The dementia associated with alcoholism is most likely irreversible. In the case of Korsakoff’s, the thiamine and folate are usually given, which do generally improve the Wernicke’s syndrome, but the memory disorder generally remains.
Fetal Alcohol Syndrome. FAS is due to heavy alcohol use during pregnancy. There is a high incidence in alcoholic mothers. Seventeen percent of births to alcoholic mothers are stillborn or die shortly after birth. Twenty percent have some defects, and 32% show fetal alcohol syndrome. Of those children with fetal alcohol syndrome, less than 6% are able to function normally in schools, and most never hold a job. (see is link for FAS
Withdrawal from other drugs
Unlike alcohol withdrawal, the course of withdrawal is generally not life-threatening in most of the other drugs of abuse described above. However, withdrawal in these instances may be very uncomfortable for the patient. Nicotine, for example, causes symptoms of irritability, headache, anxiety, increased heart rate, cravings, and (most concerning for many) weight gain. Women tend to gain more weight than men do during withdrawal. Most symptoms send to subside within two weeks on average, with considerable variability, but cravings and appetite increases may persist for much longer periods of time. Cocaine withdrawal also produces a number of symptoms, including hypersomnolence, fatigue, depression, intense cravings, and in some cases, suicidality. Note that the course of benzodiazepine withdrawal can mimic that of alcohol withdrawal (including seizures, DTs, or death), as both substances utilize biochemical mechanisms of action. Thus, benzodiazepine detoxification is approached with the same vigilance as in patients withdrawing from alcohol.

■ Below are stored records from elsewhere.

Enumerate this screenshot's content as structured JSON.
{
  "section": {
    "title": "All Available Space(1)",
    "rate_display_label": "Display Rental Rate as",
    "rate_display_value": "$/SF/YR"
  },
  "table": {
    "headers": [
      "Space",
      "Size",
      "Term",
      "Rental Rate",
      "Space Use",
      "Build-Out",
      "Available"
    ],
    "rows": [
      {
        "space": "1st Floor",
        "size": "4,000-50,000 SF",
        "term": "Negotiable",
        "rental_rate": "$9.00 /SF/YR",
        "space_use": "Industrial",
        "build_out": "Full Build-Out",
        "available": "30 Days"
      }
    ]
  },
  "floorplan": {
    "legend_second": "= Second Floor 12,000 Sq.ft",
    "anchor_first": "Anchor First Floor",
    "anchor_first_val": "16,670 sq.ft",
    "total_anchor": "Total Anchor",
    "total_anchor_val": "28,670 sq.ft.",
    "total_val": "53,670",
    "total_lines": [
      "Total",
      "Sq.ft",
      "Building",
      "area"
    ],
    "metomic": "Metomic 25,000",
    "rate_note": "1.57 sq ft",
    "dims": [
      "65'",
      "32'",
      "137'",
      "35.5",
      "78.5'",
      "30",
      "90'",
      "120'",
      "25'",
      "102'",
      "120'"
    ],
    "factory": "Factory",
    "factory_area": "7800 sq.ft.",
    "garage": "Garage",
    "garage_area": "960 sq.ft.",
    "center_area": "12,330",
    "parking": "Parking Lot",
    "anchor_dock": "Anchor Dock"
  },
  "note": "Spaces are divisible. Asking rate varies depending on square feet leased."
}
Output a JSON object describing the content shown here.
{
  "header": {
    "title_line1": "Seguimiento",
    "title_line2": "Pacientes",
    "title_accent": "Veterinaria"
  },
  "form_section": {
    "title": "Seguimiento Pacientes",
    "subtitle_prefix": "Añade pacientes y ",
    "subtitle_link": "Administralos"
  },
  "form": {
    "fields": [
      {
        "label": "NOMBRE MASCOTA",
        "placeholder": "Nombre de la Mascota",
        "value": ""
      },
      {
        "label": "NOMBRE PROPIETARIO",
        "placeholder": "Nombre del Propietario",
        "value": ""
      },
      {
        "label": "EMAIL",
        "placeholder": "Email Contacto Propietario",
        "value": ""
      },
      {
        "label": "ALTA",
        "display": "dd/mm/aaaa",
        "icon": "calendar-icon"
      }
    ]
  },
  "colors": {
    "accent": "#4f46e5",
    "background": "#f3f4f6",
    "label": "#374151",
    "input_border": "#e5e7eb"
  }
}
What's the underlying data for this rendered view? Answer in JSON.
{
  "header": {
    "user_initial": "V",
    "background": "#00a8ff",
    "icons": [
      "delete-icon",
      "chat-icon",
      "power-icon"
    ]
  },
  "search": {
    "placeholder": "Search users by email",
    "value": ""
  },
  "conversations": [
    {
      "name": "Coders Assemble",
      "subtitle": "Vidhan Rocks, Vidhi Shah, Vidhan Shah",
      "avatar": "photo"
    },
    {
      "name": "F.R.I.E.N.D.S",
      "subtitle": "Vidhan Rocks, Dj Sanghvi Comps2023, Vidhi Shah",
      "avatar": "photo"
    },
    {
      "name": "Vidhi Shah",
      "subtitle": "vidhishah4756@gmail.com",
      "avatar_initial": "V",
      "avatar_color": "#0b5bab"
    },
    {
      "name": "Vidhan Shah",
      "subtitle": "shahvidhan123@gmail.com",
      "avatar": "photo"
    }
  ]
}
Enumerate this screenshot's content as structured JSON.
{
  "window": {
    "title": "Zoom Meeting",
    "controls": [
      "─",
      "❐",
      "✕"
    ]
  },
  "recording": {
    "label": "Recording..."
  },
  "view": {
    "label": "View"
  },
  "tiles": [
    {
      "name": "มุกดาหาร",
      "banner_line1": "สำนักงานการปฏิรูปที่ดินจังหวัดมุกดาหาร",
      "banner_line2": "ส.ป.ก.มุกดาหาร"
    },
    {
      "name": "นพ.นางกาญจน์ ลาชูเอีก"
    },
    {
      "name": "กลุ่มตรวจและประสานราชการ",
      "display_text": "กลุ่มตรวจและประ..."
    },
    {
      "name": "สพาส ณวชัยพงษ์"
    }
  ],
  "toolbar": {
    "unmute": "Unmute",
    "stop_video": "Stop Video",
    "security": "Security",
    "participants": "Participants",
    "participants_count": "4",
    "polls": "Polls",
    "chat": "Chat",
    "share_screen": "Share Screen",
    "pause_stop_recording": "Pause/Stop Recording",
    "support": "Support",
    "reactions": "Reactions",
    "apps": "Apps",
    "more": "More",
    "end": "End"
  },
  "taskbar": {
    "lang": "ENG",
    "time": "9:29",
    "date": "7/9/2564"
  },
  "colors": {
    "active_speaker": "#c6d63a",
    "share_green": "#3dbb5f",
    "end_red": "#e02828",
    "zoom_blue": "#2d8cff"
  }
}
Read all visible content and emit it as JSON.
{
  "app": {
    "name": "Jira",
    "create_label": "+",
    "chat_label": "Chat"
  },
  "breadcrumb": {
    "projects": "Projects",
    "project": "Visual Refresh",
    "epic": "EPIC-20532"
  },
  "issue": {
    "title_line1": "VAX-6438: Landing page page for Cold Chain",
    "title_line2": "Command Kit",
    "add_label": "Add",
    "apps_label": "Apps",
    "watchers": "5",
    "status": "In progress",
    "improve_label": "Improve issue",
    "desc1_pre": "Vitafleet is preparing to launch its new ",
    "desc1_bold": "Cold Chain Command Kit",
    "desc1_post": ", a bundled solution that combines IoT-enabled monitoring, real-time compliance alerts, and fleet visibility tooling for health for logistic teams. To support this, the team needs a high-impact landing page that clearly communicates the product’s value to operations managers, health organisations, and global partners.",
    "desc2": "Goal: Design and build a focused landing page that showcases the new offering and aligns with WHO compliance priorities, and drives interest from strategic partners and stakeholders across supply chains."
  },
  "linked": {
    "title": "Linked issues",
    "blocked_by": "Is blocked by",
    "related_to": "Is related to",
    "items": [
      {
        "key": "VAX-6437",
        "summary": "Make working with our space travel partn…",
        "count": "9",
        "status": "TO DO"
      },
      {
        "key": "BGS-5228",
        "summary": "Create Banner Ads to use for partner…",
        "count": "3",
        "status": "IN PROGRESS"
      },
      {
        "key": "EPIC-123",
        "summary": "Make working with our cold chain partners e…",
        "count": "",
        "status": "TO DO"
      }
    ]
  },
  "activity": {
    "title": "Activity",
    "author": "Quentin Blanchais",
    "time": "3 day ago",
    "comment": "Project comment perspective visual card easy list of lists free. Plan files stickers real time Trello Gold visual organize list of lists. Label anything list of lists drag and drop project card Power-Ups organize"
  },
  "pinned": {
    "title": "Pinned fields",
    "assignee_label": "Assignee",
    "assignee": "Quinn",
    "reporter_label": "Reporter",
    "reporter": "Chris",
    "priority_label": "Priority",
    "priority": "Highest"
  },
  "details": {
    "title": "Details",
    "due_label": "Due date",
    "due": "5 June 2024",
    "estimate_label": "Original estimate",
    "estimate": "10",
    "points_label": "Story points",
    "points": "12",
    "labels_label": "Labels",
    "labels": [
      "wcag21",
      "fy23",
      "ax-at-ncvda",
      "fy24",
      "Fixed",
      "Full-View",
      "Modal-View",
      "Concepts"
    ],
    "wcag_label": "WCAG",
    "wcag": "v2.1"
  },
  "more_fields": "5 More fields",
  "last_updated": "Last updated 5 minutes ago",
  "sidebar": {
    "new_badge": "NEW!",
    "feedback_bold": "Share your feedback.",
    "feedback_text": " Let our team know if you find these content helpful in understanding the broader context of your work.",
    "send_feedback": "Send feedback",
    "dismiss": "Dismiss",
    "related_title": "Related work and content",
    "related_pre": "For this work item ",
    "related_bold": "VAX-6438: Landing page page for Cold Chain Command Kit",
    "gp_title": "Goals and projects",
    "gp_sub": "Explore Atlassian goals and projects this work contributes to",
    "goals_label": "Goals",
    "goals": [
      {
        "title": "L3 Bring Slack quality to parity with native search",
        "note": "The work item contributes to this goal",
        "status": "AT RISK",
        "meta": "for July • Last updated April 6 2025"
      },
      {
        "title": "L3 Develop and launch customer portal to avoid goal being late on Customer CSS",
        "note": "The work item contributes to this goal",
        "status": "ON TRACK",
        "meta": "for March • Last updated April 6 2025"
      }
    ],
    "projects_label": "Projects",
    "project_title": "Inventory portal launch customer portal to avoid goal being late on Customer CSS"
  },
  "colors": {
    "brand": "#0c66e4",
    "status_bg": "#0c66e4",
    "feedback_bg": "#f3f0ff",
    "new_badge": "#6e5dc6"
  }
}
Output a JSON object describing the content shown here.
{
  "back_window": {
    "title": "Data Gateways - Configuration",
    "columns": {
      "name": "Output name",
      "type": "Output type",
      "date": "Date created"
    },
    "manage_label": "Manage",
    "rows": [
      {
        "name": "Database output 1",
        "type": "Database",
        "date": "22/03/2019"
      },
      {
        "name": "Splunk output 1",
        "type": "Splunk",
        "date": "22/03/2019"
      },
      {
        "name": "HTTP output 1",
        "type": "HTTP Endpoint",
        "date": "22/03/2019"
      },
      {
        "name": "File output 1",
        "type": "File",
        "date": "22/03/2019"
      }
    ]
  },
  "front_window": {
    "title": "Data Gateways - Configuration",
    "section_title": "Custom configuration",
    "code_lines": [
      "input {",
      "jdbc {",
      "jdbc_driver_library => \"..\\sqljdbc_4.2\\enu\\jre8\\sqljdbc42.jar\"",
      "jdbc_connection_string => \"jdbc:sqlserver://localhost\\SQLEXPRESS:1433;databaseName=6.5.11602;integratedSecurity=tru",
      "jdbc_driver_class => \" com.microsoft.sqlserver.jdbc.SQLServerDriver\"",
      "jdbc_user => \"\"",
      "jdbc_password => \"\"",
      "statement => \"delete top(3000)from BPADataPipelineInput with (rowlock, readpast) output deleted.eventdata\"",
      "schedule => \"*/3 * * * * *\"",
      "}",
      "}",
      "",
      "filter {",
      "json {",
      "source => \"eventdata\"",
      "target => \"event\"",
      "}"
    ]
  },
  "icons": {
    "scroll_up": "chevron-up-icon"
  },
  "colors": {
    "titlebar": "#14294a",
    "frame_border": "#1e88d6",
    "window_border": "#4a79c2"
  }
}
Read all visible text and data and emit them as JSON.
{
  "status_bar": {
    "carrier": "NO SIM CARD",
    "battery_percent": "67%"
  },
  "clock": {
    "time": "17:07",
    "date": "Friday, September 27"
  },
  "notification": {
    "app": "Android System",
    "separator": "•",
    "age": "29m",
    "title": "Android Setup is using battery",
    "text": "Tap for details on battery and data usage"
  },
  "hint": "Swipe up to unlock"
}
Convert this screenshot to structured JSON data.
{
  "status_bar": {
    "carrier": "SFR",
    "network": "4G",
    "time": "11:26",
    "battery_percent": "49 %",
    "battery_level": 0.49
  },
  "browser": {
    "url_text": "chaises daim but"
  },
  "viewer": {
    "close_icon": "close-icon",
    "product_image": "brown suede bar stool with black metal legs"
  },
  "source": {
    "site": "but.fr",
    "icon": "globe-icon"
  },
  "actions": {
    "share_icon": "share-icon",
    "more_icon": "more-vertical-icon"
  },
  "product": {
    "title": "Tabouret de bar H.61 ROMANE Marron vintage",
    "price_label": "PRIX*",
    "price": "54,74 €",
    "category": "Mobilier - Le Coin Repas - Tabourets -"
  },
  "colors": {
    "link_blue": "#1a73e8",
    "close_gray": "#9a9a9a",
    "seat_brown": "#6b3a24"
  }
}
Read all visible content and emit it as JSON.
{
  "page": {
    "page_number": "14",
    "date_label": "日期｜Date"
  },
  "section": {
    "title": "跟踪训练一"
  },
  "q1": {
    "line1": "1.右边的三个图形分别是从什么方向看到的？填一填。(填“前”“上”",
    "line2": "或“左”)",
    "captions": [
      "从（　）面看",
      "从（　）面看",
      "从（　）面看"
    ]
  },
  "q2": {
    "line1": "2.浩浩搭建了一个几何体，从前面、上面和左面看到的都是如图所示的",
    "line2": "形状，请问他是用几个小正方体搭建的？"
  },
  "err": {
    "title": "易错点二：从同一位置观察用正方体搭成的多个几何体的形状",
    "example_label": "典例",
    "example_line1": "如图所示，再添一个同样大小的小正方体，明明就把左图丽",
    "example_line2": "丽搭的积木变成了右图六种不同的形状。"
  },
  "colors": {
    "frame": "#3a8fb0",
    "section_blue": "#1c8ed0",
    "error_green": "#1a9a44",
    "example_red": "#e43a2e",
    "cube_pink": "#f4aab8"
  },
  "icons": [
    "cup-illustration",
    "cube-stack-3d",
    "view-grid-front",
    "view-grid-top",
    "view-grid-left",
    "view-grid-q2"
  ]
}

ECA data suggested that 53% of those with a substance disorder had a comorbid mental disorder. Some of these mental disorders include antisocial personality disorder (11x higher than the general public), anxiety disorders (panic disorder, generalized anxiety disorder, and phobias), and depression. Most often, depression is secondary to alcoholism. It generally improves with abstinence, though some dysphoria may remain. Depression affects 13% of female alcoholics. Alcoholism is also more common in patients with schizophrenia and bipolar disorder. Attention Deficit Disorder may predispose to alcoholism, but this is a controversial topic.
General principles dictate that alcoholism is often worse if familial. There are probably high incidences of (unreported) spontaneous remission. This complicates evaluation of different treatments. Drug abuse patterns are influenced by social and cultural factors and, compared with alcohol abuse, fluctuate over time.
Alcoholism typically has an exacerbating and remitting course, with periods of relative or complete abstinence. 2-3% of alcohol dependents become abstinent per year. Onset of alcoholism rarely begins after 45. Thirty percent of college problem drinkers are alcohol dependent 20 years later. The first hospitalization for alcohol tends to occur earlier in men (age 30 to 40). Abuse of cocaine and stimulants has a rapidly progressing course: from use to abuse and dependence. This is particularly true when the drugs are administered by the more potent routes (injection, inhaled). Oral and intranasal routes of ingestion show slower progression. Cannabis use rarely progresses to abuse and dependence if used alone. Hallucinogens very rarely progress to dependence. Opioid dependence represents a lifelong, chronic pattern. Abuse of sedative hypnotics can remit, either spontaneously or with treatment.